The web accessibility standards are in place to ensure that users like Jessie and others are able to use the internet just as well as anyone else – no matter what their abilities are. Search engines now work to help Jessie digest digital information by scanning pages for information. To better understand what this looks like, watch as Jessie uses similar tools. Note that Google does not recognize images or most other aesthetic design elements, but instead, it crawls code line-by-line to gather information. If not marked up with proper descriptive code, your site is not considered as accessible and your SEO will continue to take a hit.
The best ways to boost your SEO while meeting Web Accessibility standards.
1. Use descriptive keywords and legitimate titles.
Google and users who use a screen reader will jump to your title first. Makes sense right? Well, if the header does not conceptually match the context of that page, it can be disorienting for users. Google responds by negatively indexing this page if it finds your titles do not match the content, or are intentionally misleading.
Make sure that your titles make sense across the environment that they appear in and that your posts are featuring descriptive keywords that reinforce that title. That way you'll likely get a nice boost in SEO.
2. Establish an unbreakable style guide for HTML markup and branding.
As I mentioned above, the tools that help users access information on the internet work just like Google's assessment tools. In order to communicate clearly with users, these tools need proper HTML markup.
When building a new website or auditing an existing one, make sure that your pages use the <H1>, <H2>, etc. tags according to best practices. This means making it clear in your style guide what those look like. Using styling to replicate a visual is not the same as being consistent with code and branding.
3. Give photos a description.
Google can't see your photos and neither can those with vision loss. Recognize this as you add new visuals and include a description that would make sense to your user. If done well, the screen reader can tell the user what the photo is regarding. This is super important if you'll be placing text on photos to communicate an idea like with a CTA.
Join ArcStone for a free Web Accessibility expert panel discussion.
These are just a few ways you can align your SEO efforts with web accessibility. So, join us at ArcStone to learn more about the human, design and legal implications of web accessibility. We hope that as you consider your position in Google's search results, you'll use the most efficient methods to get there.

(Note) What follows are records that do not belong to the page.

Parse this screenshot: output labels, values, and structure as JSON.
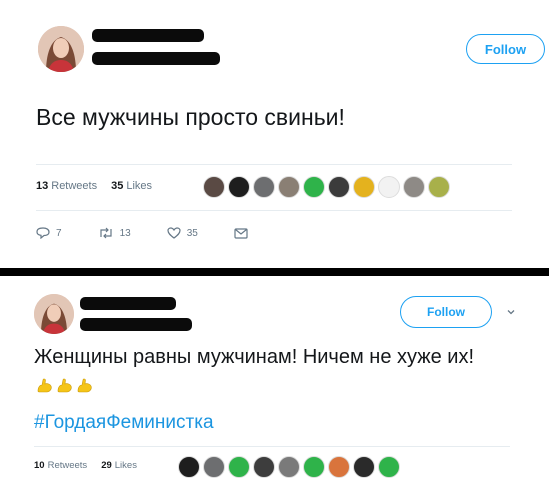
{
  "tweet1": {
    "follow_label": "Follow",
    "text": "Все мужчины просто свиньи!",
    "retweets_count": "13",
    "retweets_label": "Retweets",
    "likes_count": "35",
    "likes_label": "Likes",
    "reply_count": "7",
    "retweet_action_count": "13",
    "like_action_count": "35",
    "likers": [
      "#5a4a44",
      "#1e1e1e",
      "#6d6e70",
      "#8a7f74",
      "#2fb34a",
      "#3b3b3b",
      "#e4b21e",
      "#f2f2f2",
      "#8e8a86",
      "#a8b04a"
    ]
  },
  "tweet2": {
    "follow_label": "Follow",
    "text": "Женщины равны мужчинам! Ничем не хуже их!",
    "emoji_icon": "flexed-biceps-icon",
    "emoji_count": 3,
    "emoji_color": "#f5c518",
    "hashtag": "#ГордаяФеминистка",
    "retweets_count": "10",
    "retweets_label": "Retweets",
    "likes_count": "29",
    "likes_label": "Likes",
    "likers": [
      "#1e1e1e",
      "#6d6e70",
      "#2fb34a",
      "#3d3d3d",
      "#7a7a7a",
      "#2fb34a",
      "#d9743c",
      "#2a2a2a",
      "#2fb34a"
    ]
  },
  "colors": {
    "accent": "#1da1f2",
    "hashtag": "#1b95e0",
    "muted": "#657786"
  }
}
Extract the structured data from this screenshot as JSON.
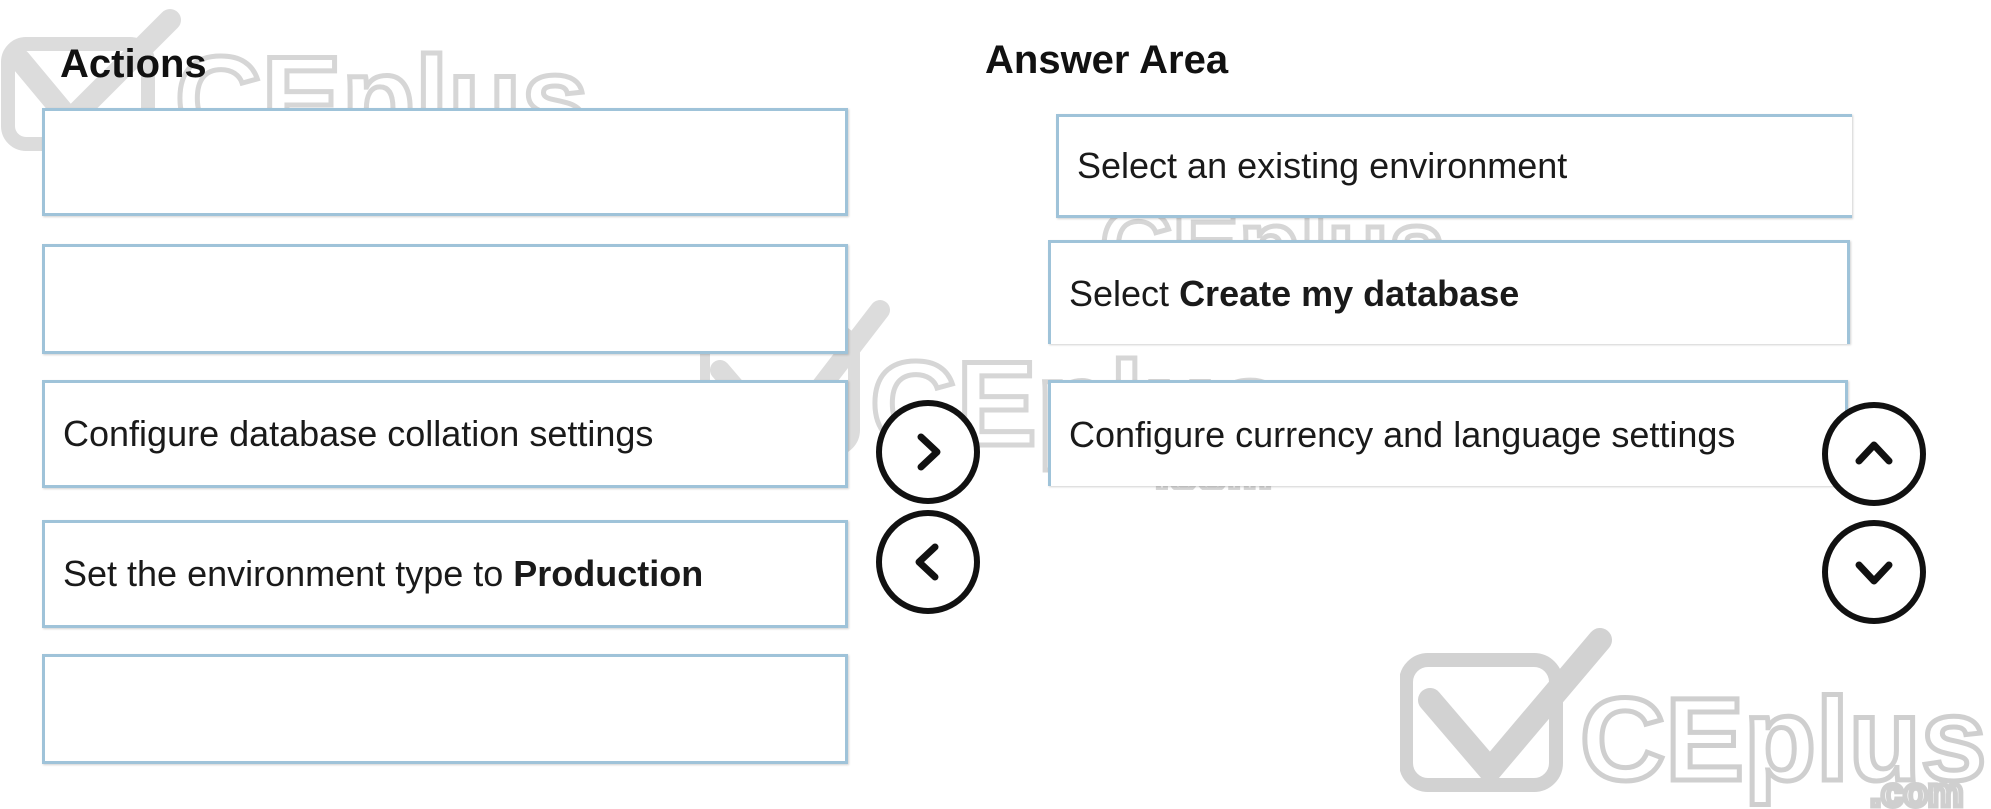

Using web accessibility as a framework for good SEO is a great start. Stay tuned from more advanced SEO and web accessibility tips!
Topics: Marketing Strategy